Your copy should match the entries exactly, with the pictures left out.

■ Available data ■
● ● ●

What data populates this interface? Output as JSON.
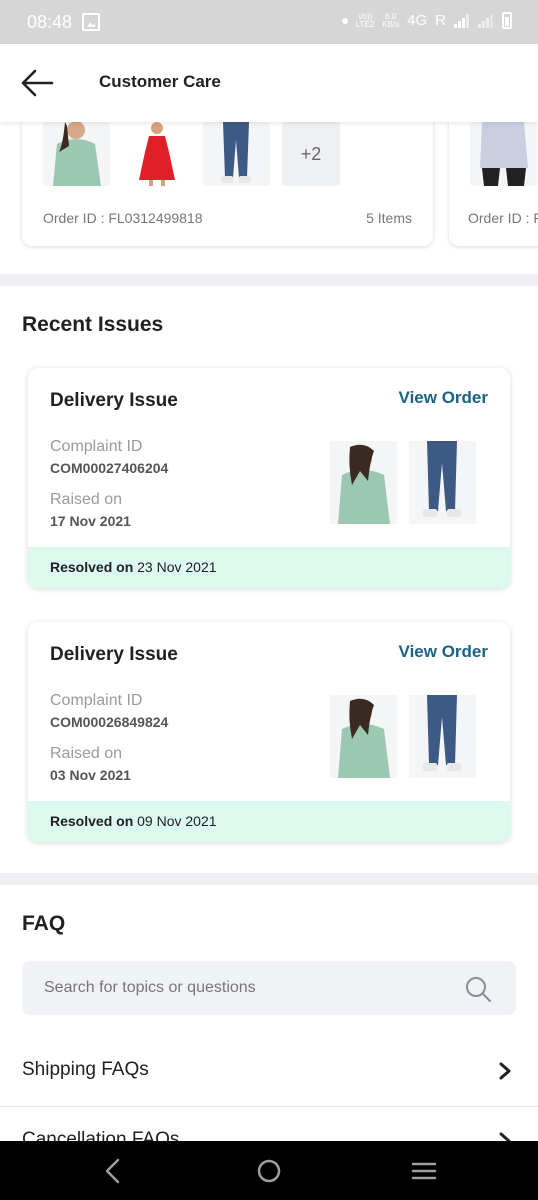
{
  "status_bar": {
    "time": "08:48",
    "volte": "Vo))",
    "lte2": "LTE2",
    "speed": "6.0",
    "speed_unit": "KB/s",
    "network": "4G",
    "roaming": "R"
  },
  "header": {
    "title": "Customer Care"
  },
  "orders": [
    {
      "order_id": "Order ID : FL0312499818",
      "items_count": "5 Items",
      "more_label": "+2"
    },
    {
      "order_id": "Order ID : F"
    }
  ],
  "recent_issues": {
    "title": "Recent Issues",
    "items": [
      {
        "issue_title": "Delivery Issue",
        "view_order_label": "View Order",
        "complaint_label": "Complaint ID",
        "complaint_id": "COM00027406204",
        "raised_label": "Raised on",
        "raised_on": "17 Nov 2021",
        "resolved_label": "Resolved on",
        "resolved_on": "23 Nov 2021"
      },
      {
        "issue_title": "Delivery Issue",
        "view_order_label": "View Order",
        "complaint_label": "Complaint ID",
        "complaint_id": "COM00026849824",
        "raised_label": "Raised on",
        "raised_on": "03 Nov 2021",
        "resolved_label": "Resolved on",
        "resolved_on": "09 Nov 2021"
      }
    ]
  },
  "faq": {
    "title": "FAQ",
    "search_placeholder": "Search for topics or questions",
    "items": [
      {
        "label": "Shipping FAQs"
      },
      {
        "label": "Cancellation FAQs"
      }
    ]
  },
  "colors": {
    "accent": "#1b6382",
    "resolved_bg": "#dcf9ee",
    "divider": "#eff0f3"
  }
}
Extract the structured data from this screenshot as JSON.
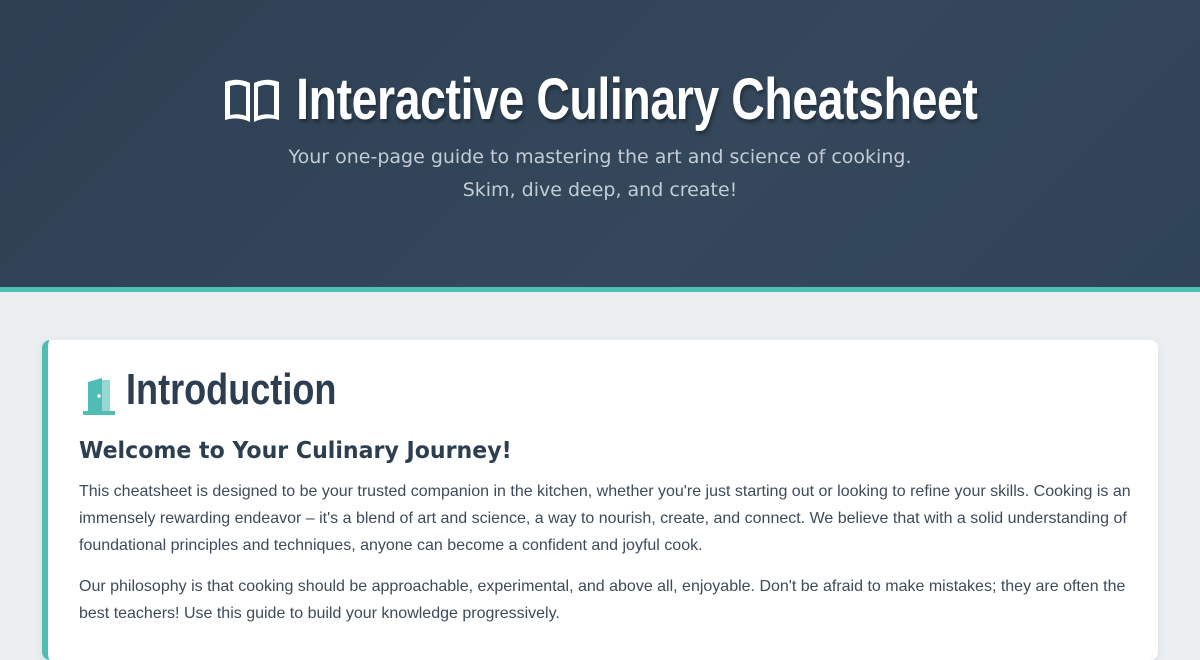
{
  "hero": {
    "title": "Interactive Culinary Cheatsheet",
    "subtitle_line1": "Your one-page guide to mastering the art and science of cooking.",
    "subtitle_line2": "Skim, dive deep, and create!",
    "icon": "open-book-icon",
    "background_color": "#304256",
    "accent_color": "#4fbdb4"
  },
  "intro": {
    "icon": "door-icon",
    "title": "Introduction",
    "subtitle": "Welcome to Your Culinary Journey!",
    "paragraphs": [
      "This cheatsheet is designed to be your trusted companion in the kitchen, whether you're just starting out or looking to refine your skills. Cooking is an immensely rewarding endeavor – it's a blend of art and science, a way to nourish, create, and connect. We believe that with a solid understanding of foundational principles and techniques, anyone can become a confident and joyful cook.",
      "Our philosophy is that cooking should be approachable, experimental, and above all, enjoyable. Don't be afraid to make mistakes; they are often the best teachers! Use this guide to build your knowledge progressively."
    ]
  }
}
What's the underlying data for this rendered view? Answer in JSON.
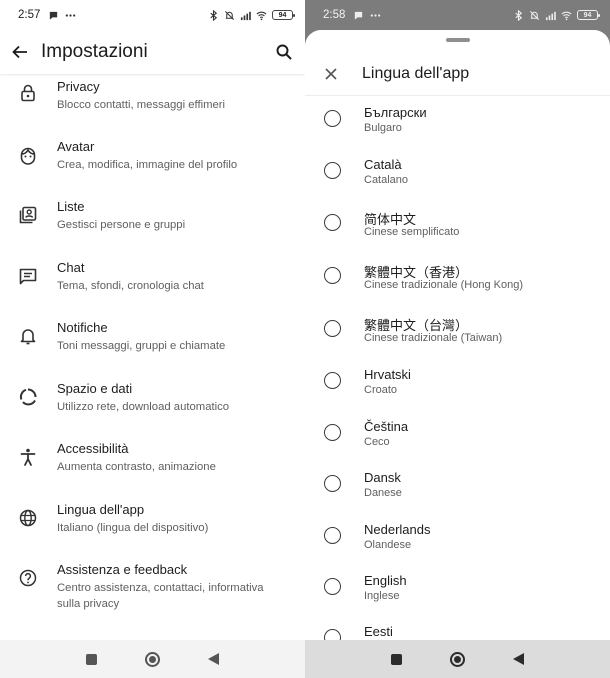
{
  "left": {
    "status": {
      "time": "2:57",
      "battery": "94"
    },
    "appbar": {
      "title": "Impostazioni"
    },
    "settings": [
      {
        "title": "Privacy",
        "subtitle": "Blocco contatti, messaggi effimeri",
        "icon": "lock-icon"
      },
      {
        "title": "Avatar",
        "subtitle": "Crea, modifica, immagine del profilo",
        "icon": "avatar-face-icon"
      },
      {
        "title": "Liste",
        "subtitle": "Gestisci persone e gruppi",
        "icon": "contact-list-icon"
      },
      {
        "title": "Chat",
        "subtitle": "Tema, sfondi, cronologia chat",
        "icon": "chat-icon"
      },
      {
        "title": "Notifiche",
        "subtitle": "Toni messaggi, gruppi e chiamate",
        "icon": "bell-icon"
      },
      {
        "title": "Spazio e dati",
        "subtitle": "Utilizzo rete, download automatico",
        "icon": "storage-circle-icon"
      },
      {
        "title": "Accessibilità",
        "subtitle": "Aumenta contrasto, animazione",
        "icon": "accessibility-icon"
      },
      {
        "title": "Lingua dell'app",
        "subtitle": "Italiano (lingua del dispositivo)",
        "icon": "globe-icon"
      },
      {
        "title": "Assistenza e feedback",
        "subtitle": "Centro assistenza, contattaci, informativa sulla privacy",
        "icon": "help-icon"
      }
    ]
  },
  "right": {
    "status": {
      "time": "2:58",
      "battery": "94"
    },
    "sheet": {
      "title": "Lingua dell'app"
    },
    "languages": [
      {
        "name": "Български",
        "sub": "Bulgaro"
      },
      {
        "name": "Català",
        "sub": "Catalano"
      },
      {
        "name": "简体中文",
        "sub": "Cinese semplificato"
      },
      {
        "name": "繁體中文（香港）",
        "sub": "Cinese tradizionale (Hong Kong)"
      },
      {
        "name": "繁體中文（台灣）",
        "sub": "Cinese tradizionale (Taiwan)"
      },
      {
        "name": "Hrvatski",
        "sub": "Croato"
      },
      {
        "name": "Čeština",
        "sub": "Ceco"
      },
      {
        "name": "Dansk",
        "sub": "Danese"
      },
      {
        "name": "Nederlands",
        "sub": "Olandese"
      },
      {
        "name": "English",
        "sub": "Inglese"
      },
      {
        "name": "Eesti",
        "sub": ""
      }
    ]
  }
}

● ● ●

■ Exercise answer ■
What data populates this interface? Output as JSON.
{
  "status_bar": {
    "time": "08:48",
    "volte": "Vo))",
    "lte2": "LTE2",
    "speed": "6.0",
    "speed_unit": "KB/s",
    "network": "4G",
    "roaming": "R"
  },
  "header": {
    "title": "Customer Care"
  },
  "orders": [
    {
      "order_id": "Order ID : FL0312499818",
      "items_count": "5 Items",
      "more_label": "+2"
    },
    {
      "order_id": "Order ID : F"
    }
  ],
  "recent_issues": {
    "title": "Recent Issues",
    "items": [
      {
        "issue_title": "Delivery Issue",
        "view_order_label": "View Order",
        "complaint_label": "Complaint ID",
        "complaint_id": "COM00027406204",
        "raised_label": "Raised on",
        "raised_on": "17 Nov 2021",
        "resolved_label": "Resolved on",
        "resolved_on": "23 Nov 2021"
      },
      {
        "issue_title": "Delivery Issue",
        "view_order_label": "View Order",
        "complaint_label": "Complaint ID",
        "complaint_id": "COM00026849824",
        "raised_label": "Raised on",
        "raised_on": "03 Nov 2021",
        "resolved_label": "Resolved on",
        "resolved_on": "09 Nov 2021"
      }
    ]
  },
  "faq": {
    "title": "FAQ",
    "search_placeholder": "Search for topics or questions",
    "items": [
      {
        "label": "Shipping FAQs"
      },
      {
        "label": "Cancellation FAQs"
      }
    ]
  },
  "colors": {
    "accent": "#1b6382",
    "resolved_bg": "#dcf9ee",
    "divider": "#eff0f3"
  }
}
Extract the structured data from this screenshot as JSON.
{
  "hero": {
    "title": "Interactive Culinary Cheatsheet",
    "subtitle_line1": "Your one-page guide to mastering the art and science of cooking.",
    "subtitle_line2": "Skim, dive deep, and create!",
    "icon": "open-book-icon",
    "background_color": "#304256",
    "accent_color": "#4fbdb4"
  },
  "intro": {
    "icon": "door-icon",
    "title": "Introduction",
    "subtitle": "Welcome to Your Culinary Journey!",
    "paragraphs": [
      "This cheatsheet is designed to be your trusted companion in the kitchen, whether you're just starting out or looking to refine your skills. Cooking is an immensely rewarding endeavor – it's a blend of art and science, a way to nourish, create, and connect. We believe that with a solid understanding of foundational principles and techniques, anyone can become a confident and joyful cook.",
      "Our philosophy is that cooking should be approachable, experimental, and above all, enjoyable. Don't be afraid to make mistakes; they are often the best teachers! Use this guide to build your knowledge progressively."
    ]
  }
}
What's the underlying data for this rendered view? Answer in JSON.
{
  "left": {
    "status": {
      "time": "2:57",
      "battery": "94"
    },
    "appbar": {
      "title": "Impostazioni"
    },
    "settings": [
      {
        "title": "Privacy",
        "subtitle": "Blocco contatti, messaggi effimeri",
        "icon": "lock-icon"
      },
      {
        "title": "Avatar",
        "subtitle": "Crea, modifica, immagine del profilo",
        "icon": "avatar-face-icon"
      },
      {
        "title": "Liste",
        "subtitle": "Gestisci persone e gruppi",
        "icon": "contact-list-icon"
      },
      {
        "title": "Chat",
        "subtitle": "Tema, sfondi, cronologia chat",
        "icon": "chat-icon"
      },
      {
        "title": "Notifiche",
        "subtitle": "Toni messaggi, gruppi e chiamate",
        "icon": "bell-icon"
      },
      {
        "title": "Spazio e dati",
        "subtitle": "Utilizzo rete, download automatico",
        "icon": "storage-circle-icon"
      },
      {
        "title": "Accessibilità",
        "subtitle": "Aumenta contrasto, animazione",
        "icon": "accessibility-icon"
      },
      {
        "title": "Lingua dell'app",
        "subtitle": "Italiano (lingua del dispositivo)",
        "icon": "globe-icon"
      },
      {
        "title": "Assistenza e feedback",
        "subtitle": "Centro assistenza, contattaci, informativa sulla privacy",
        "icon": "help-icon"
      }
    ]
  },
  "right": {
    "status": {
      "time": "2:58",
      "battery": "94"
    },
    "sheet": {
      "title": "Lingua dell'app"
    },
    "languages": [
      {
        "name": "Български",
        "sub": "Bulgaro"
      },
      {
        "name": "Català",
        "sub": "Catalano"
      },
      {
        "name": "简体中文",
        "sub": "Cinese semplificato"
      },
      {
        "name": "繁體中文（香港）",
        "sub": "Cinese tradizionale (Hong Kong)"
      },
      {
        "name": "繁體中文（台灣）",
        "sub": "Cinese tradizionale (Taiwan)"
      },
      {
        "name": "Hrvatski",
        "sub": "Croato"
      },
      {
        "name": "Čeština",
        "sub": "Ceco"
      },
      {
        "name": "Dansk",
        "sub": "Danese"
      },
      {
        "name": "Nederlands",
        "sub": "Olandese"
      },
      {
        "name": "English",
        "sub": "Inglese"
      },
      {
        "name": "Eesti",
        "sub": ""
      }
    ]
  }
}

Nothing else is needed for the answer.